[[ Material to process open ]]
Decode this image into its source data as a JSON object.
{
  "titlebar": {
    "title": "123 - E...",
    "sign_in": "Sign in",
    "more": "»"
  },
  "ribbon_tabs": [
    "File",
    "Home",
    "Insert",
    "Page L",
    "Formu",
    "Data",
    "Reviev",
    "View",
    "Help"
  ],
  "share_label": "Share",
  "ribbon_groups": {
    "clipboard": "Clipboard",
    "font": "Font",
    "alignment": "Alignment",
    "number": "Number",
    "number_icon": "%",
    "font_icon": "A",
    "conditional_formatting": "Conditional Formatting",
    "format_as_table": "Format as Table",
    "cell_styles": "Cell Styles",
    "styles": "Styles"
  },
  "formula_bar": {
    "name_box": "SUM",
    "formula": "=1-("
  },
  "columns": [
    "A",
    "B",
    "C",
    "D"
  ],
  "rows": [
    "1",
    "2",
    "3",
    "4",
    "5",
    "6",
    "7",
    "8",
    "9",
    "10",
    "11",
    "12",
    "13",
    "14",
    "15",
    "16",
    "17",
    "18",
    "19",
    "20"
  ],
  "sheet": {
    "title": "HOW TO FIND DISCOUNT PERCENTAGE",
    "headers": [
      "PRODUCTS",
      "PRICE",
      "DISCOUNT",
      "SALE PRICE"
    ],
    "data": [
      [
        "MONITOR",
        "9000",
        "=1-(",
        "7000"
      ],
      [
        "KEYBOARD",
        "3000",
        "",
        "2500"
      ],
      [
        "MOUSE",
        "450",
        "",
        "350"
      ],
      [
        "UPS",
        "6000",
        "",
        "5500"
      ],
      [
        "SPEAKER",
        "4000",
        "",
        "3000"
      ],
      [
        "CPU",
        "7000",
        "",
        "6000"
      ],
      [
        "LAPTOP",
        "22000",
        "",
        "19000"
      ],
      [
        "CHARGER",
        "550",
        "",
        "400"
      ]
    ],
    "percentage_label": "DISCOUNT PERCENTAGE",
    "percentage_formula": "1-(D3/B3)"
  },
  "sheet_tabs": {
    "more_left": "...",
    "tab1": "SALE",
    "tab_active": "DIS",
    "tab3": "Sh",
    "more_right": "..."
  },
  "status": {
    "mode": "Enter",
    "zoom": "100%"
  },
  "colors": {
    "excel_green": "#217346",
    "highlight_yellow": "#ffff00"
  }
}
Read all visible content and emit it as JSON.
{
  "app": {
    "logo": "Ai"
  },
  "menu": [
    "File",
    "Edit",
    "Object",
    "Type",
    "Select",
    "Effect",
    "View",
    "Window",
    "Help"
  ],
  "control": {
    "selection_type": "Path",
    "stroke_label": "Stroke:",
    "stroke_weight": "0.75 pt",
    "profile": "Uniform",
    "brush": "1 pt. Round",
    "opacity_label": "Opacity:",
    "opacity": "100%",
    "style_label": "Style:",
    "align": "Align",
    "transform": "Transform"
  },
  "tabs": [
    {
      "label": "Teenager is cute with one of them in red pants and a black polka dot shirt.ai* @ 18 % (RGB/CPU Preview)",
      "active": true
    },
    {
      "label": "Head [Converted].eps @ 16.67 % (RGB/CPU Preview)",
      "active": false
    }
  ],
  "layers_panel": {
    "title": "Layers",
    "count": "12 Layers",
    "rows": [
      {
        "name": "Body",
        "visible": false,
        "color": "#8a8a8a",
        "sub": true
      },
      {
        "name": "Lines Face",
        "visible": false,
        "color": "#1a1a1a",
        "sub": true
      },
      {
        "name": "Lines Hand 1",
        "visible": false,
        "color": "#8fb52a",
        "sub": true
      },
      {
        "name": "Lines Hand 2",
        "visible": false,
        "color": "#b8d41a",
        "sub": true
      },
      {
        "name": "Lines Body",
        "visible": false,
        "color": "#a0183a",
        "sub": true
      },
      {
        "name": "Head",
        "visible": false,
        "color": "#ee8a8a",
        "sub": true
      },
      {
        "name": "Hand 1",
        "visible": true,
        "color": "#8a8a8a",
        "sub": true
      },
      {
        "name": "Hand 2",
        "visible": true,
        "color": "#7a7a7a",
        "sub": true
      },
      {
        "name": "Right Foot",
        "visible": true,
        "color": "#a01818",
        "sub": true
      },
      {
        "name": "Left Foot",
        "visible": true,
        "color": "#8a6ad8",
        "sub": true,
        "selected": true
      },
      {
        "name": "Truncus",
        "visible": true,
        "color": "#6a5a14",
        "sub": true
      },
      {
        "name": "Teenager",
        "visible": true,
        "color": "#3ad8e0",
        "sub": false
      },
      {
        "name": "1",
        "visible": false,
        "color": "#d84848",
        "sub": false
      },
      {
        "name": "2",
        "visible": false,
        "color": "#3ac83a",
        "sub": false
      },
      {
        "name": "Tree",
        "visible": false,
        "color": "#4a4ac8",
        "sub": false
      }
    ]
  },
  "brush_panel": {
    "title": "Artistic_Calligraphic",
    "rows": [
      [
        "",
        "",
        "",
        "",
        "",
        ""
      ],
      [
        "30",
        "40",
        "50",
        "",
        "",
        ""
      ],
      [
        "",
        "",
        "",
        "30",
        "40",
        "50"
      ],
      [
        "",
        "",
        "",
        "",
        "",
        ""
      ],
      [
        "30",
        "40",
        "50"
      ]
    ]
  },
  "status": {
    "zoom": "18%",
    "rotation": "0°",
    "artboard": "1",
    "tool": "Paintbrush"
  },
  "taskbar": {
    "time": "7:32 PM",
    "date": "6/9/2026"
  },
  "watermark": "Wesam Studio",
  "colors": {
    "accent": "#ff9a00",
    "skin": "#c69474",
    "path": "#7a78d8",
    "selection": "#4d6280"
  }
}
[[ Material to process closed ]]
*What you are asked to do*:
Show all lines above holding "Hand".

*Solved exercise*:
        "name": "Lines Hand 1",
        "name": "Lines Hand 2",
        "name": "Hand 1",
        "name": "Hand 2",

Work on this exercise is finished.